David Kramer is a consistently top-producing agent; his $185 million-plus sales in 2011 landed him the accolades of the No. 1 sales agent at Hilton & Hyland that year. His expertise and talent have made him a recognized leader in the real estate industry.
Kramer will be speaking at Inman Connect San Francisco this year.
We asked him three questions about his business philosophy; here’s what he had to say:
1. What connection have you made — business or personal — that changed the course of your life?
When foreclosures were plentiful, I had the opportunity to represent banks and institutions in selling of their real estate assets. That changed the way I thought about selling homes and gave me a better understanding of some of the complexities that can arise when you have a seller with deep pockets.
I had to deal with a board of directors and legal team on every sale who asked tough questions and brought up scenarios that I had not seen before. I also got to see so many things go wrong due to the volume of the sales — it was like a “bad deal” boot camp.
Knowing that this type of sale would one day end, I started networking with institutions and lawyers to gain more nontraditional business. I was already familiar with various liability issues and what specific protections they needed in a sale, so with this knowledge I was able to parlay this into a nice portion of my business.
In most cases, these are homes that must be sold, so the only tricky part was navigating the various parties involved in the transaction, which I was very good at already. A large part of my business is referrals from lawyers, a segment that the agent population is told to avoid, so I am happy to pick up the slack.
I, in turn, am comfortable and like working with lawyers, and often refer them business, so we have a good working relationship that benefits both sides.
2. What’s your No. 1 tip for building out a network of valuable connections?
I have noticed that through the years of speaking to new agents, they focus on developing new clients through the usual various methods (door knocking, cold calling, postcards. etc.). What they often fail to focus on first is their existing network of “warm contacts,” who are people they already know.
People usually do make an effort to reach out to their warm contacts, but they do not do it in a professional, systematic manor like they do cold leads. So if successful cold leads return in the 2 to 3 percent range and you figure out your cost per lead, it is very expensive when you finally close a sale.
If someone were to spend a fraction of that money on warm leads, I feel their return on investment would be far higher, and those leads generate more future business because you have a history with that person. Personally, I prefer breakfast and lunch meetings with my warm leads, but do what is affordable and within your comfort zone.
3. What’s one thing you want to stop doing in 2016?
My goal for 2016 is to work less and make more. It sounds funny because everyone says that, but I have started a new team and feel it is a very realistic goal for next year. In turn, I need to learn to give up some control, trust more in others, not sweat when small things go wrong (and they always do), and give up some short-term money. Let everyone on my team come along for the success ride with me with the hope that a rising tide floats all boats.
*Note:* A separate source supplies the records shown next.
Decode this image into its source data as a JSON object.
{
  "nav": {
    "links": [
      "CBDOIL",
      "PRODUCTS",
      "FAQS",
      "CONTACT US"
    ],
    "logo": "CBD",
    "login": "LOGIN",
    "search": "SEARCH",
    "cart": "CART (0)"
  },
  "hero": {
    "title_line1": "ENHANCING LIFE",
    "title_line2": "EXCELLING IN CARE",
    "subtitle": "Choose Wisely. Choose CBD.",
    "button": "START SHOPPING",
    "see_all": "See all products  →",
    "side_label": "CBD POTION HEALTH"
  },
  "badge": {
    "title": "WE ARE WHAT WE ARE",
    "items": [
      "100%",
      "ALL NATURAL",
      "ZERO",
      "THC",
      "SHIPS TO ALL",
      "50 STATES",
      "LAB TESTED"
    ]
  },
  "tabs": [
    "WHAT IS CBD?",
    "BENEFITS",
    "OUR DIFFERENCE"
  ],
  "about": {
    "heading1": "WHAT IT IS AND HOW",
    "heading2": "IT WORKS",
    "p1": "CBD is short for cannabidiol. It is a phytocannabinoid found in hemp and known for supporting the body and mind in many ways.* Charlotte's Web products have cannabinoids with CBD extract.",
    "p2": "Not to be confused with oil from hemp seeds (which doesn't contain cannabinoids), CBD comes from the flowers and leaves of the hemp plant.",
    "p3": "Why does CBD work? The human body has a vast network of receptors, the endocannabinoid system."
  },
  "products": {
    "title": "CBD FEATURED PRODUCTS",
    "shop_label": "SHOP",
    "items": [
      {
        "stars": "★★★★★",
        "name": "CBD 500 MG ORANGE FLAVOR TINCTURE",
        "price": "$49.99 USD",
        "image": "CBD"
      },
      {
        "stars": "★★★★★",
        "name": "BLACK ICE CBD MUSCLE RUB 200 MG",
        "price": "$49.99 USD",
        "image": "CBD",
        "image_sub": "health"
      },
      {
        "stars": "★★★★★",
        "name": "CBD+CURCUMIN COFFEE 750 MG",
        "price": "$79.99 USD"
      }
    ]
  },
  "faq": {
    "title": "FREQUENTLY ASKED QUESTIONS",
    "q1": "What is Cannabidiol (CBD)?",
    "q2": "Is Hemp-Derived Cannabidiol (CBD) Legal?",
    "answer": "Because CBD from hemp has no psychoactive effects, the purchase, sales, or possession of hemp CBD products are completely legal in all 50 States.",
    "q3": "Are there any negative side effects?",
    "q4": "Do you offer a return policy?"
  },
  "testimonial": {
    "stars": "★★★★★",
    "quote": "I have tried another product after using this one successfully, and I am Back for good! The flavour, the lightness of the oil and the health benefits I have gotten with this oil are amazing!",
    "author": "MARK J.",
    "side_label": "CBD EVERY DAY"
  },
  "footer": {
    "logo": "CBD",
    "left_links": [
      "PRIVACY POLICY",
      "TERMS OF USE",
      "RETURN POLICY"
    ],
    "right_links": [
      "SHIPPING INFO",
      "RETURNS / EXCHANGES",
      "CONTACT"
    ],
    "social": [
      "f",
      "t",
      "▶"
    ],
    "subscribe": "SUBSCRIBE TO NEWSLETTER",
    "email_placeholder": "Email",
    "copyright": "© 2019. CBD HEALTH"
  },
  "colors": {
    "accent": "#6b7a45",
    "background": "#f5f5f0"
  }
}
I have always been a one-man show who is on top of all the details, and available seven days a week and on vacation. I am changing that dynamic to allow for more of a team presence and responsibility so clients can speak to more than just me to get answers and make appointments. This year we are off to a record start. This year is looking to be my (our) best, and I expect next year to be up at least 50 percent from there. I think I can work smarter, make more money, and have a far better life for me and my family.
Inman Connect San Francisco is right around the corner — register now and save $200!